Library Materials
Checklist to Evaluate Web Sites
Practice Exercise
 
 
 
 

Checklist to Evaluate Web Sites
  • Purpose

    Identify what is the purpose of the Web site/page.

    Web sites can be:

    Entertainment

    http://www2.warnerbros.com/main/homepage/homepage.html

    Business/Marketing/Commercial
    http://www.chevrolet.com/corvette/
    http://www.networksolutions.com

    Reference/Informational
    http://www.infoplease.com/

    Educational
    http://www.drunkdriving-california.net/

    News
    http://www.latimes.com/
    http://www.bbc.com

    Advocacy
    http://nra.org/
    http://www.saferoads.org

    Personal Page
    http://www.michaelmoore.com/

    What does the URL says about the purpose of the web site?

    .com = business/marketing, e-commerce
    .mil = military site
    .edu = academic, colleges/universities
    .gov = U.S. government produced
    .net = network
    .org = organization, may be charitable, religious or a lobbying group
    ~ (tilde) indicates personal Web page
     
  • Goals
    Are the goals of the Web site clearly stated?
    Example:
    Pew Research Institute

     
  • Objectivity
    Is the Web site biased or objective?
    Examples:
    Pro-Life Movement
    Pro-Choice Movement

     
  • Coverage
    Is the topic covered in depth or briefly?
    Are quality links to other useful sites included?
     
  • Authority
    Is the author’s name or the organization’s name listed?
    Do authors list their professional affiliation, credentials, or degrees?
    Does he/she have sufficient authority to speak on the subject?
    Is there any way to reach the author?
    If an organization is listed, is it well-known and reputable?
    Example:
    Smart Voter

     
  • Appropriateness and Relevance
    Is the content of the page appropriate for your assignment?
    Is the content accurate, complete and well-written?
    Is the content relevant to your topic or question?
     
  • Sources
    Does the Web site list where the information was obtained?
    Example:
    Internet Time Line
     
  • Accuracy
    Is the information correct, or is the information verified by an editor(s) or a fact checker (most Web sites are not)?

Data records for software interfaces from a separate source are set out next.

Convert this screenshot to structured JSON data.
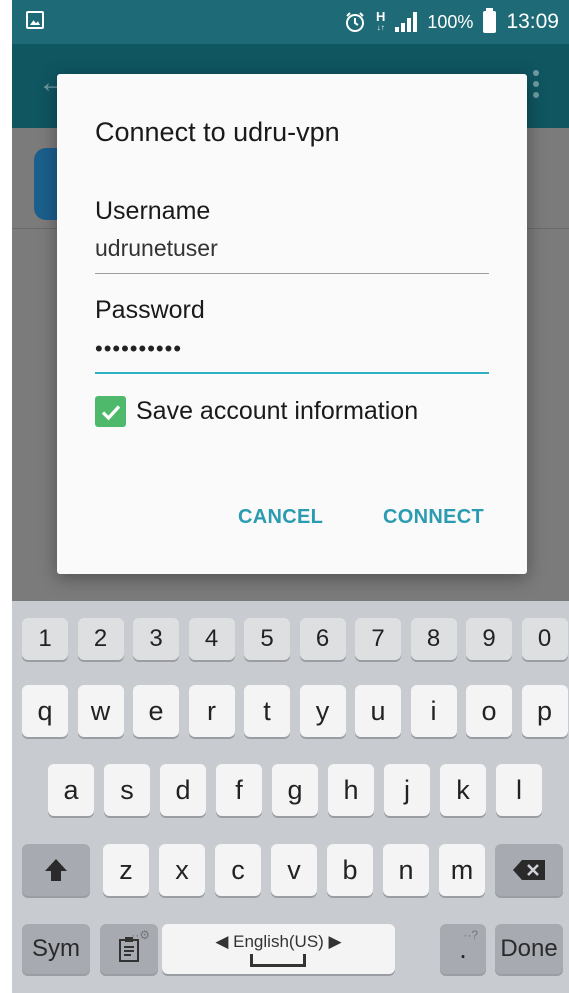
{
  "status_bar": {
    "network": "H",
    "battery": "100%",
    "time": "13:09"
  },
  "dialog": {
    "title": "Connect to udru-vpn",
    "username_label": "Username",
    "username_value": "udrunetuser",
    "password_label": "Password",
    "password_value": "••••••••••",
    "save_label": "Save account information",
    "save_checked": true,
    "cancel_label": "CANCEL",
    "connect_label": "CONNECT"
  },
  "keyboard": {
    "numbers": [
      "1",
      "2",
      "3",
      "4",
      "5",
      "6",
      "7",
      "8",
      "9",
      "0"
    ],
    "row1": [
      "q",
      "w",
      "e",
      "r",
      "t",
      "y",
      "u",
      "i",
      "o",
      "p"
    ],
    "row2": [
      "a",
      "s",
      "d",
      "f",
      "g",
      "h",
      "j",
      "k",
      "l"
    ],
    "row3": [
      "z",
      "x",
      "c",
      "v",
      "b",
      "n",
      "m"
    ],
    "sym_label": "Sym",
    "space_label": "◀ English(US) ▶",
    "period_label": ".",
    "done_label": "Done"
  }
}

    Verify the facts with other sources such as authoritative books, periodicals, or with an instructor or librarian.
     
  • Currency
    Are the creation date and revision dates listed?
    Example
    : Elections 2012 subject guide from the Rio Hondo College Library Web site
     
  • Accessibility
    Does the site load quickly?
    Can you navigate the site easily?
    Is there a text-only alternative for the visually-impaired?
     
  • Clarity
    Is the information clearly  presented?
    Are the pages well organized?
    Are there mistakes in spelling or grammar?
    Is the text legible and formatted for easy reading

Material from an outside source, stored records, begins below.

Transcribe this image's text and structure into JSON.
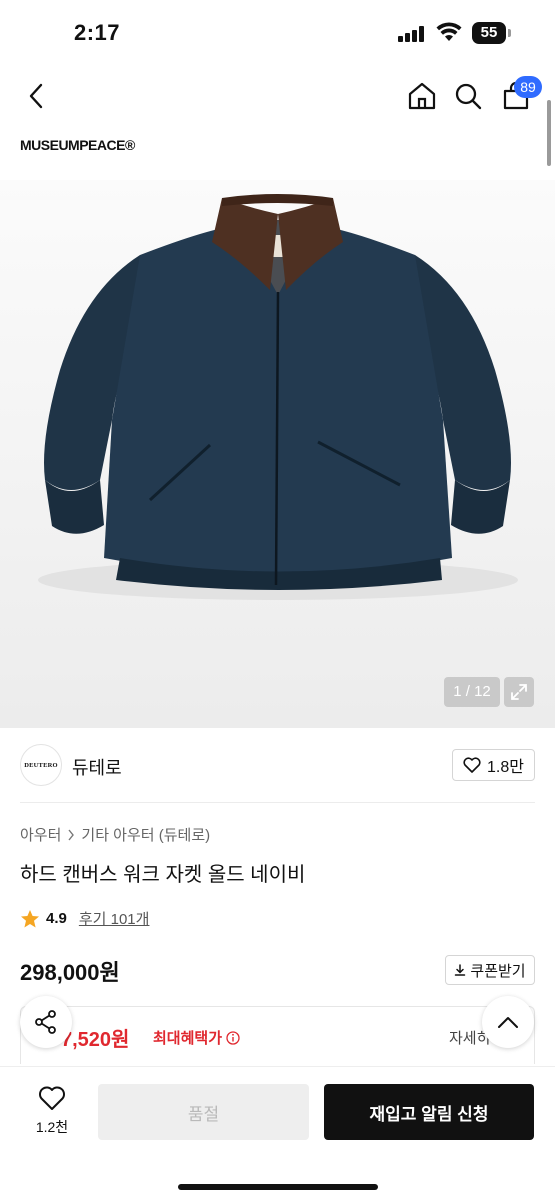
{
  "status_bar": {
    "time": "2:17",
    "battery": "55"
  },
  "header": {
    "cart_count": "89"
  },
  "brand": {
    "logo_text": "MUSEUMPEACE®"
  },
  "gallery": {
    "counter": "1 / 12"
  },
  "store": {
    "logo_text": "DEUTERO",
    "name": "듀테로",
    "likes": "1.8만"
  },
  "breadcrumb": [
    "아우터",
    "기타 아우터 (듀테로)"
  ],
  "product": {
    "title": "하드 캔버스 워크 자켓 올드 네이비",
    "rating": "4.9",
    "reviews": "후기 101개",
    "price": "298,000원",
    "coupon_label": "쿠폰받기"
  },
  "benefit": {
    "price": "7,520원",
    "label": "최대혜택가",
    "detail": "자세히"
  },
  "bottom_bar": {
    "wish_count": "1.2천",
    "soldout_label": "품절",
    "restock_label": "재입고 알림 신청"
  },
  "icons": [
    "back-icon",
    "home-icon",
    "search-icon",
    "cart-icon",
    "expand-icon",
    "heart-icon",
    "star-icon",
    "download-icon",
    "share-icon",
    "chevron-up-icon",
    "info-icon"
  ],
  "colors": {
    "accent_blue": "#2f6bff",
    "benefit_red": "#e0282f",
    "primary_black": "#111111",
    "jacket_navy": "#1f3447",
    "collar_brown": "#4e3022"
  }
}
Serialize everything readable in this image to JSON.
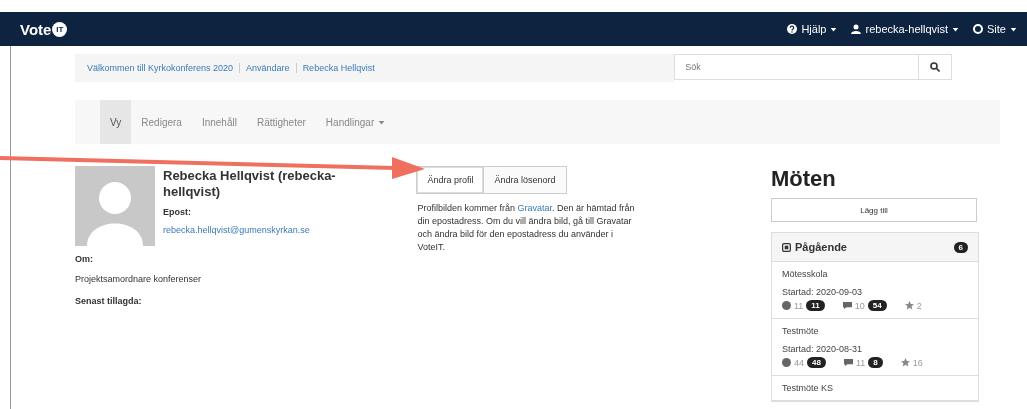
{
  "navbar": {
    "logo": "Vote",
    "logo_badge": "IT",
    "menus": [
      {
        "kind": "help",
        "label": "Hjälp"
      },
      {
        "kind": "user",
        "label": "rebecka-hellqvist"
      },
      {
        "kind": "site",
        "label": "Site"
      }
    ]
  },
  "breadcrumbs": [
    "Välkommen till Kyrkokonferens 2020",
    "Användare",
    "Rebecka Hellqvist"
  ],
  "search": {
    "placeholder": "Sök"
  },
  "tabs": [
    {
      "label": "Vy",
      "selected": true,
      "dropdown": false
    },
    {
      "label": "Redigera",
      "selected": false,
      "dropdown": false
    },
    {
      "label": "Innehåll",
      "selected": false,
      "dropdown": false
    },
    {
      "label": "Rättigheter",
      "selected": false,
      "dropdown": false
    },
    {
      "label": "Handlingar",
      "selected": false,
      "dropdown": true
    }
  ],
  "profile": {
    "name": "Rebecka Hellqvist (rebecka-hellqvist)",
    "email_label": "Epost:",
    "email": "rebecka.hellqvist@gumenskyrkan.se",
    "about_label": "Om:",
    "about": "Projektsamordnare konferenser",
    "last_label": "Senast tillagda:"
  },
  "profile_buttons": [
    {
      "label": "Ändra profil",
      "selected": true
    },
    {
      "label": "Ändra lösenord",
      "selected": false
    }
  ],
  "gravatar_note": {
    "before": "Profilbilden kommer från ",
    "link": "Gravatar",
    "after": ". Den är hämtad från din epostadress. Om du vill ändra bild, gå till Gravatar och ändra bild för den epostadress du använder i VoteIT."
  },
  "meetings": {
    "title": "Möten",
    "add_button": "Lägg till",
    "panel_title": "Pågående",
    "panel_count": "6",
    "items": [
      {
        "name": "Mötesskola",
        "started": "Startad: 2020-09-03",
        "proposals": "11",
        "proposals_badge": "11",
        "comments": "10",
        "comments_badge": "54",
        "stars": "2"
      },
      {
        "name": "Testmöte",
        "started": "Startad: 2020-08-31",
        "proposals": "44",
        "proposals_badge": "48",
        "comments": "11",
        "comments_badge": "8",
        "stars": "16"
      },
      {
        "name": "Testmöte KS"
      }
    ]
  }
}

    Hoaxes
    A hoax is a deliberate attempt to deceive or trick an audience into believing, or accepting, that something is real, when the hoaxster knows it is not; or that something is true, when it is false. (Wikipedia)

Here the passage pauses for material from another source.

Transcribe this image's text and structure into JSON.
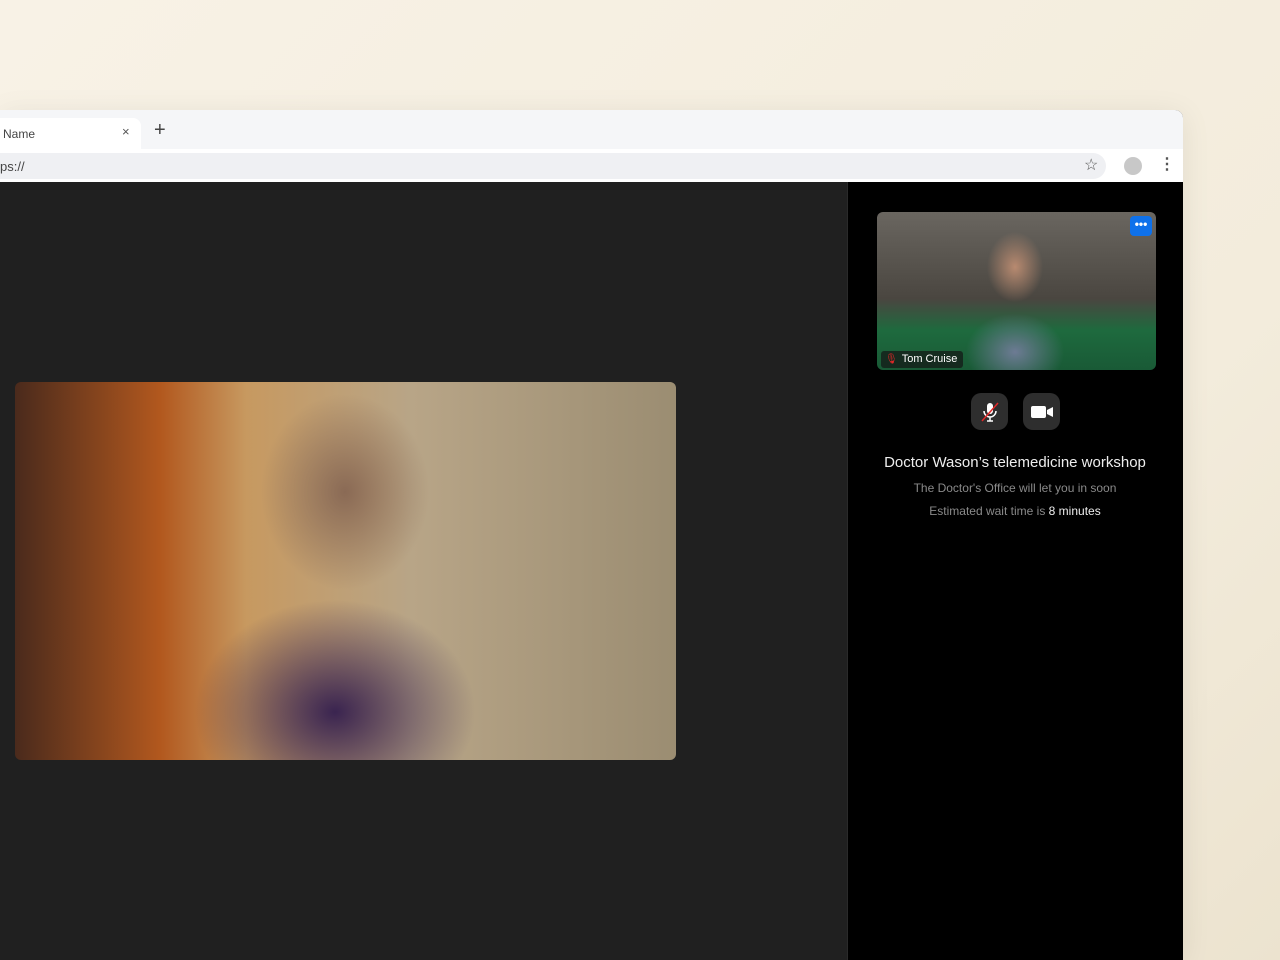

    To verify the authenticity of the site you may have to go through several layers of the site to find "About" or "Contact Us" information.
    http://www.hoax-slayer.com/
    http://www.snopes.com/
    http://www.infotoday.com/searcher/sep00/piper.htm